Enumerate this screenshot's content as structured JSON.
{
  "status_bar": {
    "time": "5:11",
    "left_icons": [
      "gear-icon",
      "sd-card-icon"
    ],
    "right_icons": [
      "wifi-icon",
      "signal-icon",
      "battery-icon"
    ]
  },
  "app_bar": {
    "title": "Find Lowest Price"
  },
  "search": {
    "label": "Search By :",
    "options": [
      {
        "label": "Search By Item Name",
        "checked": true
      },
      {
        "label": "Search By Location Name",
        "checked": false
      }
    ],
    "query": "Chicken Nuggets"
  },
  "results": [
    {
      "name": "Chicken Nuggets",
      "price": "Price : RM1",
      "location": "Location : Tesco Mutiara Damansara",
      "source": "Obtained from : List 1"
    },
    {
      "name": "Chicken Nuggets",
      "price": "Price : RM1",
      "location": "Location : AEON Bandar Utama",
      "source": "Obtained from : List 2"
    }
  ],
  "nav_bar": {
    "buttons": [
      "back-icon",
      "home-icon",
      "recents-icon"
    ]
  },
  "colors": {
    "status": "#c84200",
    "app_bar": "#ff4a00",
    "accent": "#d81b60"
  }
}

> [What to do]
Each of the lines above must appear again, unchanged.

> [Response to this task]
Enumerate this screenshot's content as structured JSON.
{
  "status_bar": {
    "time": "5:11",
    "left_icons": [
      "gear-icon",
      "sd-card-icon"
    ],
    "right_icons": [
      "wifi-icon",
      "signal-icon",
      "battery-icon"
    ]
  },
  "app_bar": {
    "title": "Find Lowest Price"
  },
  "search": {
    "label": "Search By :",
    "options": [
      {
        "label": "Search By Item Name",
        "checked": true
      },
      {
        "label": "Search By Location Name",
        "checked": false
      }
    ],
    "query": "Chicken Nuggets"
  },
  "results": [
    {
      "name": "Chicken Nuggets",
      "price": "Price : RM1",
      "location": "Location : Tesco Mutiara Damansara",
      "source": "Obtained from : List 1"
    },
    {
      "name": "Chicken Nuggets",
      "price": "Price : RM1",
      "location": "Location : AEON Bandar Utama",
      "source": "Obtained from : List 2"
    }
  ],
  "nav_bar": {
    "buttons": [
      "back-icon",
      "home-icon",
      "recents-icon"
    ]
  },
  "colors": {
    "status": "#c84200",
    "app_bar": "#ff4a00",
    "accent": "#d81b60"
  }
}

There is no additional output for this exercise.